The question of whether Jared C. Wilson is “ELITE” or not is a very difficult and complex egg to crack. Eggs, like this question, are easily broken, but must be done with care so as to not get shell debris in your omelet. If shell shrapnel does get into your omelet, digestion and its eventual evacuation becomes regrettable. This is what The Daily Cherub seeks to accomplish here: an easy, pleasant passing of this very formidable question.
What is “ELITE”?
What does it mean to be ELITE in the Evangelical world? This, also, might leave a heaping pile of egg shell in the omelet you have been patiently waiting for for forty-five minutes, but Aunt Linda keeps screwing it up and starting over.
The way we see it, ELITE-ness can be measured in a few ways:

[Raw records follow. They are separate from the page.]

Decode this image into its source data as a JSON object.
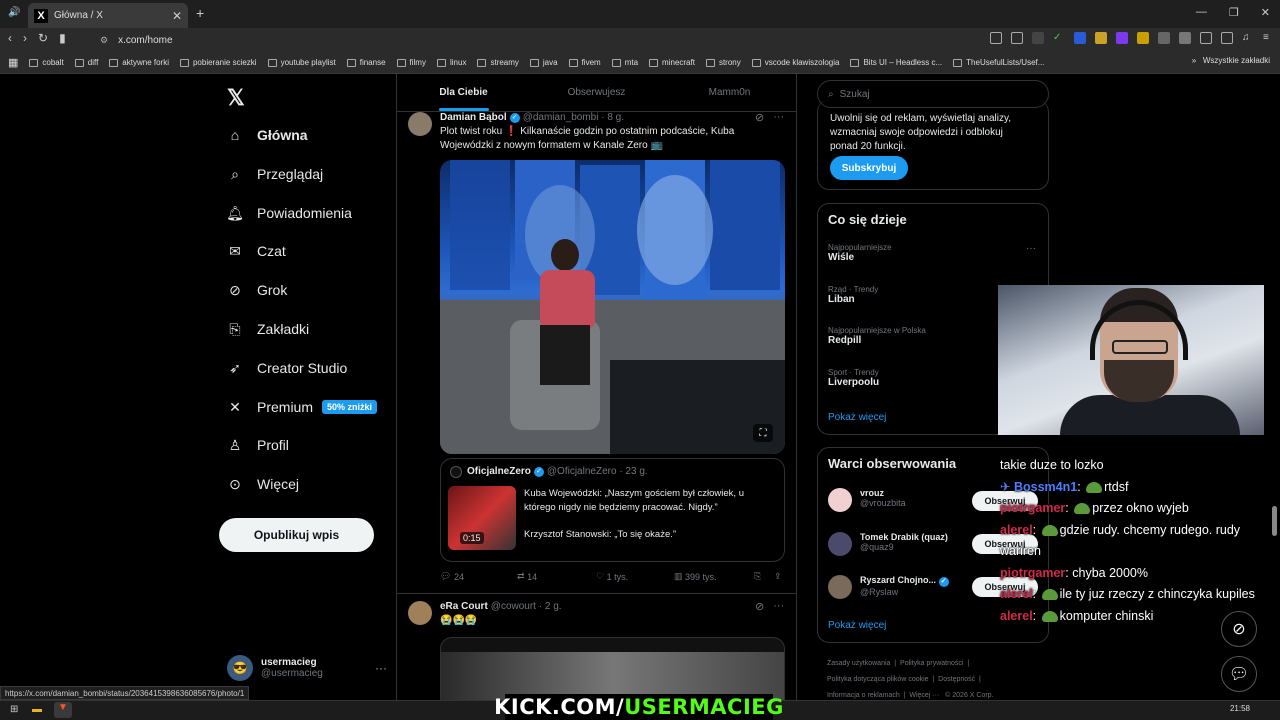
{
  "browser": {
    "tab_title": "Główna / X",
    "url": "x.com/home",
    "status_url": "https://x.com/damian_bombi/status/2036415398636085676/photo/1",
    "bookmarks": [
      "cobalt",
      "diff",
      "aktywne forki",
      "pobieranie sciezki",
      "youtube playlist",
      "finanse",
      "filmy",
      "linux",
      "streamy",
      "java",
      "fivem",
      "mta",
      "minecraft",
      "strony",
      "vscode klawiszologia",
      "Bits UI – Headless c...",
      "TheUsefulLists/Usef..."
    ],
    "all_bookmarks": "Wszystkie zakładki",
    "time": "21:58"
  },
  "nav": {
    "items": [
      {
        "label": "Główna",
        "icon": "home-icon"
      },
      {
        "label": "Przeglądaj",
        "icon": "search-icon"
      },
      {
        "label": "Powiadomienia",
        "icon": "bell-icon"
      },
      {
        "label": "Czat",
        "icon": "mail-icon"
      },
      {
        "label": "Grok",
        "icon": "grok-icon"
      },
      {
        "label": "Zakładki",
        "icon": "bookmark-icon"
      },
      {
        "label": "Creator Studio",
        "icon": "rocket-icon"
      },
      {
        "label": "Premium",
        "icon": "x-icon"
      },
      {
        "label": "Profil",
        "icon": "person-icon"
      },
      {
        "label": "Więcej",
        "icon": "more-circle-icon"
      }
    ],
    "premium_badge": "50% zniżki",
    "post_button": "Opublikuj wpis",
    "account_name": "usermacieg",
    "account_handle": "@usermacieg"
  },
  "feed": {
    "tabs": [
      "Dla Ciebie",
      "Obserwujesz",
      "Mamm0n"
    ],
    "post1": {
      "name": "Damian Bąbol",
      "handle": "@damian_bombi",
      "time": "· 8 g.",
      "text_a": "Plot twist roku",
      "text_b": "Kilkanaście godzin po ostatnim podcaście, Kuba Wojewódzki z nowym formatem w Kanale Zero",
      "quote_name": "OficjalneZero",
      "quote_handle": "@OficjalneZero",
      "quote_time": "· 23 g.",
      "quote_text1": "Kuba Wojewódzki: „Naszym gościem był człowiek, u którego nigdy nie będziemy pracować. Nigdy.”",
      "quote_text2": "Krzysztof Stanowski: „To się okaże.”",
      "video_time": "0:15",
      "replies": "24",
      "reposts": "14",
      "likes": "1 tys.",
      "views": "399 tys."
    },
    "post2": {
      "name": "eRa Court",
      "handle": "@cowourt",
      "time": "· 2 g.",
      "text": "😭😭😭"
    }
  },
  "right": {
    "search_placeholder": "Szukaj",
    "premium_text": "Uwolnij się od reklam, wyświetlaj analizy, wzmacniaj swoje odpowiedzi i odblokuj ponad 20 funkcji.",
    "subscribe": "Subskrybuj",
    "trends_title": "Co się dzieje",
    "trends": [
      {
        "cat": "Najpopularniejsze",
        "name": "Wiśle"
      },
      {
        "cat": "Rząd · Trendy",
        "name": "Liban"
      },
      {
        "cat": "Najpopularniejsze w Polska",
        "name": "Redpill"
      },
      {
        "cat": "Sport · Trendy",
        "name": "Liverpoolu"
      }
    ],
    "show_more": "Pokaż więcej",
    "follow_title": "Warci obserwowania",
    "follow": [
      {
        "name": "vrouz",
        "handle": "@vrouzbita"
      },
      {
        "name": "Tomek Drabik (quaz)",
        "handle": "@quaz9"
      },
      {
        "name": "Ryszard Chojno...",
        "handle": "@Ryslaw"
      }
    ],
    "follow_btn": "Obserwuj",
    "footer": [
      "Zasady użytkowania",
      "Polityka prywatności",
      "Polityka dotycząca plików cookie",
      "Dostępność",
      "Informacja o reklamach",
      "Więcej ···",
      "© 2026 X Corp."
    ]
  },
  "chat": {
    "messages": [
      {
        "user": "",
        "user_color": "#ffffff",
        "text": "takie duze to lozko",
        "emote": false
      },
      {
        "user": "Bossm4n1",
        "user_color": "#4a7fff",
        "text": "rtdsf",
        "emote": true
      },
      {
        "user": "piotrgamer",
        "user_color": "#d0294a",
        "text": "przez okno wyjeb",
        "emote": true
      },
      {
        "user": "alerel",
        "user_color": "#d0294a",
        "text": "gdzie rudy. chcemy rudego. rudy wariren",
        "emote": true
      },
      {
        "user": "piotrgamer",
        "user_color": "#d0294a",
        "text": "chyba 2000%",
        "emote": true
      },
      {
        "user": "alerel",
        "user_color": "#d0294a",
        "text": "ile ty juz rzeczy z chinczyka kupiles",
        "emote": true
      },
      {
        "user": "alerel",
        "user_color": "#d0294a",
        "text": "komputer chinski",
        "emote": true
      }
    ]
  },
  "overlay": {
    "kick_white": "KICK.COM/",
    "kick_green": "USERMACIEG"
  },
  "colors": {
    "accent": "#1d9bf0",
    "kick_green": "#53fc18",
    "bg": "#000000",
    "border": "#2f3336"
  }
}
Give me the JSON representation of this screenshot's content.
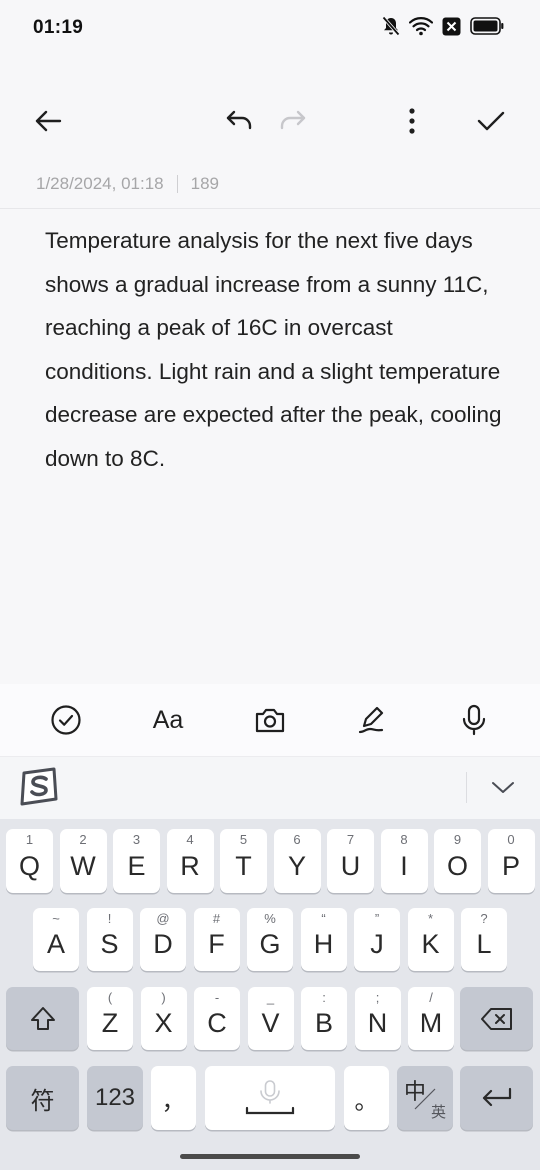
{
  "status_bar": {
    "time": "01:19"
  },
  "meta": {
    "datetime": "1/28/2024, 01:18",
    "char_count": "189"
  },
  "note": {
    "text": "Temperature analysis for the next five days shows a gradual increase from a sunny 11C, reaching a peak of 16C in overcast conditions. Light rain and a slight temperature decrease are expected after the peak, cooling down to 8C."
  },
  "format_bar": {
    "text_style_label": "Aa"
  },
  "keyboard": {
    "row1": [
      {
        "key": "Q",
        "sub": "1"
      },
      {
        "key": "W",
        "sub": "2"
      },
      {
        "key": "E",
        "sub": "3"
      },
      {
        "key": "R",
        "sub": "4"
      },
      {
        "key": "T",
        "sub": "5"
      },
      {
        "key": "Y",
        "sub": "6"
      },
      {
        "key": "U",
        "sub": "7"
      },
      {
        "key": "I",
        "sub": "8"
      },
      {
        "key": "O",
        "sub": "9"
      },
      {
        "key": "P",
        "sub": "0"
      }
    ],
    "row2": [
      {
        "key": "A",
        "sub": "~"
      },
      {
        "key": "S",
        "sub": "!"
      },
      {
        "key": "D",
        "sub": "@"
      },
      {
        "key": "F",
        "sub": "#"
      },
      {
        "key": "G",
        "sub": "%"
      },
      {
        "key": "H",
        "sub": "“"
      },
      {
        "key": "J",
        "sub": "”"
      },
      {
        "key": "K",
        "sub": "*"
      },
      {
        "key": "L",
        "sub": "?"
      }
    ],
    "row3": [
      {
        "key": "Z",
        "sub": "("
      },
      {
        "key": "X",
        "sub": ")"
      },
      {
        "key": "C",
        "sub": "-"
      },
      {
        "key": "V",
        "sub": "_"
      },
      {
        "key": "B",
        "sub": ":"
      },
      {
        "key": "N",
        "sub": ";"
      },
      {
        "key": "M",
        "sub": "/"
      }
    ],
    "symbols_label": "符",
    "numbers_label": "123",
    "comma_label": "，",
    "period_label": "。",
    "lang_main": "中",
    "lang_sub": "英"
  },
  "colors": {
    "background": "#f7f7f9",
    "keyboard_bg": "#e4e6eb",
    "key_dark": "#c4c8d1"
  }
}
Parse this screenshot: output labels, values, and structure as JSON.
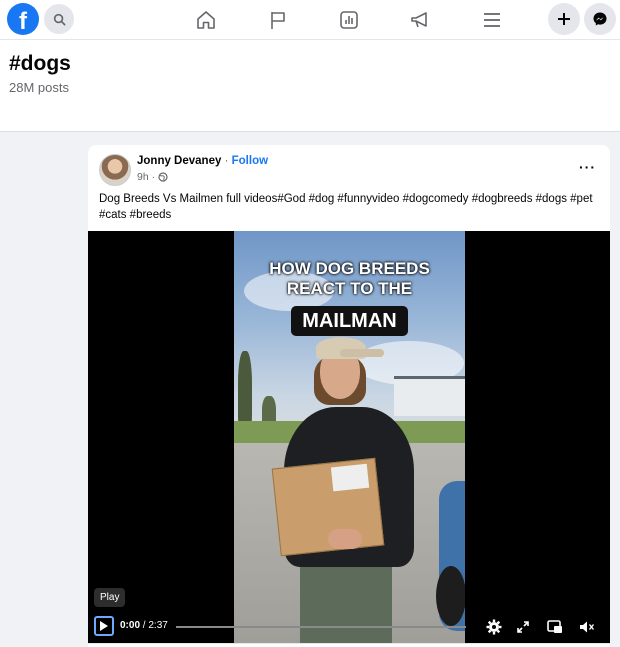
{
  "topbar": {
    "logo_letter": "f",
    "icons": [
      "search-icon",
      "home-icon",
      "flag-icon",
      "chart-icon",
      "megaphone-icon",
      "menu-icon",
      "plus-icon",
      "messenger-icon"
    ]
  },
  "page": {
    "hashtag": "#dogs",
    "post_count": "28M posts"
  },
  "post": {
    "author": "Jonny Devaney",
    "separator": "·",
    "follow_label": "Follow",
    "time": "9h ·",
    "audience_icon": "globe-icon",
    "more_label": "···",
    "caption": "Dog Breeds Vs Mailmen  full videos#God #dog #funnyvideo #dogcomedy #dogbreeds #dogs #pet #cats #breeds"
  },
  "video": {
    "overlay_title_line1": "HOW DOG BREEDS",
    "overlay_title_line2": "REACT TO THE",
    "overlay_title_highlight": "MAILMAN",
    "tooltip": "Play",
    "current_time": "0:00",
    "time_separator": " / ",
    "duration": "2:37",
    "progress": 0,
    "controls": [
      "play-icon",
      "settings-icon",
      "expand-icon",
      "picture-in-picture-icon",
      "mute-icon"
    ]
  },
  "colors": {
    "brand": "#1877f2",
    "page_bg": "#f0f2f5",
    "video_bg": "#000000"
  }
}
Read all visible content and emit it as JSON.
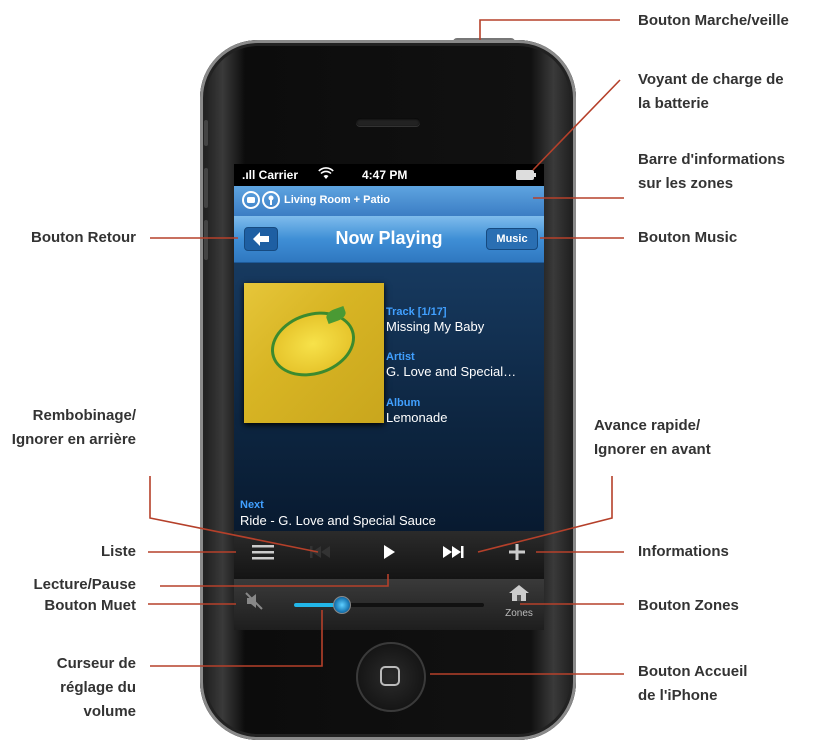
{
  "callouts": {
    "power": "Bouton Marche/veille",
    "battery_line1": "Voyant de charge de",
    "battery_line2": "la batterie",
    "zonebar_line1": "Barre d'informations",
    "zonebar_line2": "sur les zones",
    "music": "Bouton Music",
    "back": "Bouton Retour",
    "rewind_line1": "Rembobinage/",
    "rewind_line2": "Ignorer en arrière",
    "forward_line1": "Avance rapide/",
    "forward_line2": "Ignorer en avant",
    "list": "Liste",
    "info": "Informations",
    "play": "Lecture/Pause",
    "mute": "Bouton Muet",
    "zones": "Bouton Zones",
    "volume_line1": "Curseur de",
    "volume_line2": "réglage du",
    "volume_line3": "volume",
    "home_line1": "Bouton Accueil",
    "home_line2": "de l'iPhone"
  },
  "colors": {
    "callout_line": "#b5402a",
    "accent_blue": "#41a0ff",
    "navbar_blue": "#3f8fd6",
    "volume_fill": "#22b6e8"
  },
  "statusbar": {
    "carrier": ".ıll Carrier",
    "wifi_icon": "wifi-icon",
    "time": "4:47 PM"
  },
  "zonebar": {
    "zone_name": "Living Room + Patio",
    "icon1": "zone-icon",
    "icon2": "group-icon"
  },
  "navbar": {
    "title": "Now Playing",
    "back_icon": "arrow-left-icon",
    "music_label": "Music"
  },
  "track": {
    "track_label": "Track [1/17]",
    "track_value": "Missing My Baby",
    "artist_label": "Artist",
    "artist_value": "G. Love and Special…",
    "album_label": "Album",
    "album_value": "Lemonade",
    "next_label": "Next",
    "next_value": "Ride - G. Love and Special Sauce"
  },
  "controls": {
    "list_icon": "list-icon",
    "rewind_icon": "rewind-icon",
    "play_icon": "play-icon",
    "forward_icon": "fast-forward-icon",
    "info_icon": "plus-icon"
  },
  "volume": {
    "level": 0.25,
    "mute_icon": "speaker-muted-icon",
    "zones_label": "Zones",
    "zones_icon": "house-icon"
  }
}
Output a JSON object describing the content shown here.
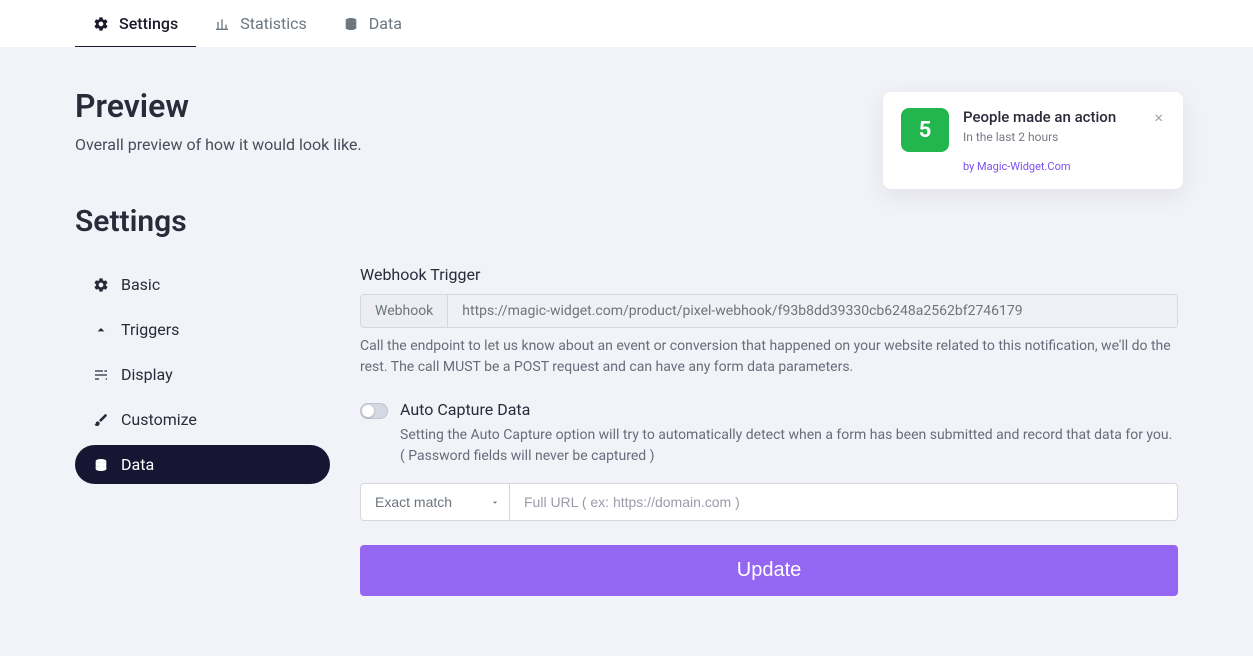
{
  "tabs": [
    {
      "label": "Settings"
    },
    {
      "label": "Statistics"
    },
    {
      "label": "Data"
    }
  ],
  "preview": {
    "title": "Preview",
    "subtitle": "Overall preview of how it would look like."
  },
  "notification": {
    "count": "5",
    "title": "People made an action",
    "subtitle": "In the last 2 hours",
    "by": "by Magic-Widget.Com"
  },
  "settings": {
    "title": "Settings",
    "sidebar": [
      {
        "label": "Basic"
      },
      {
        "label": "Triggers"
      },
      {
        "label": "Display"
      },
      {
        "label": "Customize"
      },
      {
        "label": "Data"
      }
    ],
    "webhook": {
      "label": "Webhook Trigger",
      "addon": "Webhook",
      "value": "https://magic-widget.com/product/pixel-webhook/f93b8dd39330cb6248a2562bf2746179",
      "help": "Call the endpoint to let us know about an event or conversion that happened on your website related to this notification, we'll do the rest. The call MUST be a POST request and can have any form data parameters."
    },
    "autoCapture": {
      "label": "Auto Capture Data",
      "help": "Setting the Auto Capture option will try to automatically detect when a form has been submitted and record that data for you. ( Password fields will never be captured )"
    },
    "matchRow": {
      "select": "Exact match",
      "inputPlaceholder": "Full URL ( ex: https://domain.com )"
    },
    "updateButton": "Update"
  }
}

By Twitter followers. This is certainly the simplest metric and requires the least amount of thinking. This method is good for those who have received their breakfast in a timely manner. Its simplicity will provide results, but it will leave you wanting. You will receive an omelet from a capable Aunt, to be certain, but it will taste rather bland — at least you won’t totally waste your time with a disappointing relative that smokes and refuses to wear a hairnet.
The Twitter follower method might lead you to believe that men like Osteen (1 million+), Rick Warren (1 million+), and TD Jakes (2 million+) are the ELITE, and all others should be measured against their success within the social media platform. This would leave Jared C. Wilson in the dust with only 35k+, and he would be relegated to just a guy status. By all accounts and experience, he isn’t just a guy.
Twitter followers are helpful, but they need other controls to lead us to a legitimate conclusion. While the men listed above have millions reading every one of their sassy and genius tweets, we must conclude that they are seeker-driven panderers who have the theological backbone of an omelet dropped on the floor like the one my Aunt just ruined.
Book production. We could measure ELITE-levels by sheer book production, although simply publishing a book can be done by many non-ELITES and people in the just a guy realm. If sheer book production was a legitimate method, then Scientology founder L. Ron Hubbard would be the ELITIEST ELITE of all time. He literally set a Guiness World Record with 1,084. Hundreds of them were literally garbage, while the other hundred were forced on his followers.
Understanding Jared’s place in Evangelicalism needs to include book production, but perhaps a helpful variant of this metric as well: how many of these books have appeared at important, faithful, theologically sound, large Evangelical conferences? We’re talking Ligonier, The Shepherds’ Conference, TGC, and T4G. If the potential ELITE finds his books sold there, then he is well on his way.
Book sales must be a part of the conversation as well. An ELITE, by nature, must be an expert at something. His expert-ness will then result in many Christians putting down their fluffy, perfectly fine omelets and buying those books. Therefore we must ask: 1) are their books sold at legitimate Evangelical conferences? and 2) if so, do many people buy them?
Conference speaking appearances. This to be sure, must include the large conferences mentioned above. Honest, Reformed men and women are not interested in the Passion Conference, Preaching Princess Conference, and TD Jakes’ Modalism Merchants Conference, as these often invite some questionable people who shoot from the theological hip. So does the ELITE in question appear at one of the permissible conferences? If so, what role does he play? Is he one of the keynotes, or does he just do a little side sesh?
It could be argued that simply acting as one of the plenary, main speakers at The Shepherds’ Conference, for instance, is enough to transform just a guy to a full-blown ELITE. We disagree. These top-notch Evangelical conferences do invite the Big-Wigs as plenary speakers, but they are also careful to pepper in a few “Normals.” Thus, plenary speaking appearances at one of these big time conferences simply isn’t enough to label a locally-popular pastor as ELITE.
There are infinite variables to consider within each metric, and, perhaps, many more considerations and controls are needed to bring this discussion to its proper and precise conclusion. Do you need to be in high-level leadership of a seminary to be considered ELITE, like a Mohler, Sproul, or MacArthur? It is our sincere opinion that this is to be left out.
We also acknowledge there is a level of subjectivity in determining ELITE-levels. Personality can certainly govern one’s opinion of a man. Joe Flacco, QB of the Baltimore Ravens, meets important criteria, lending some to believe his is an ELITE Quarterback. Many however, due to his lack of charisma, weak leadership, and general awkwardness consider him standing on the ladder rung below. Deciding on ELITE Evangelicals is similar — tastes, preferences, and nebulous unwritten rules can often enter into the discussion. We are trying our best to avoid this.
Whatever the case, we look forward to exploring this subject with much greater depth in the coming weeks and eventually coming to a conclusion. We also look forward to eating an omelet before three in the afternoon, Linda.
What do you think? Should Jared C. Wilson be considered one of premier Evangelicals of our time, or is he just a guy?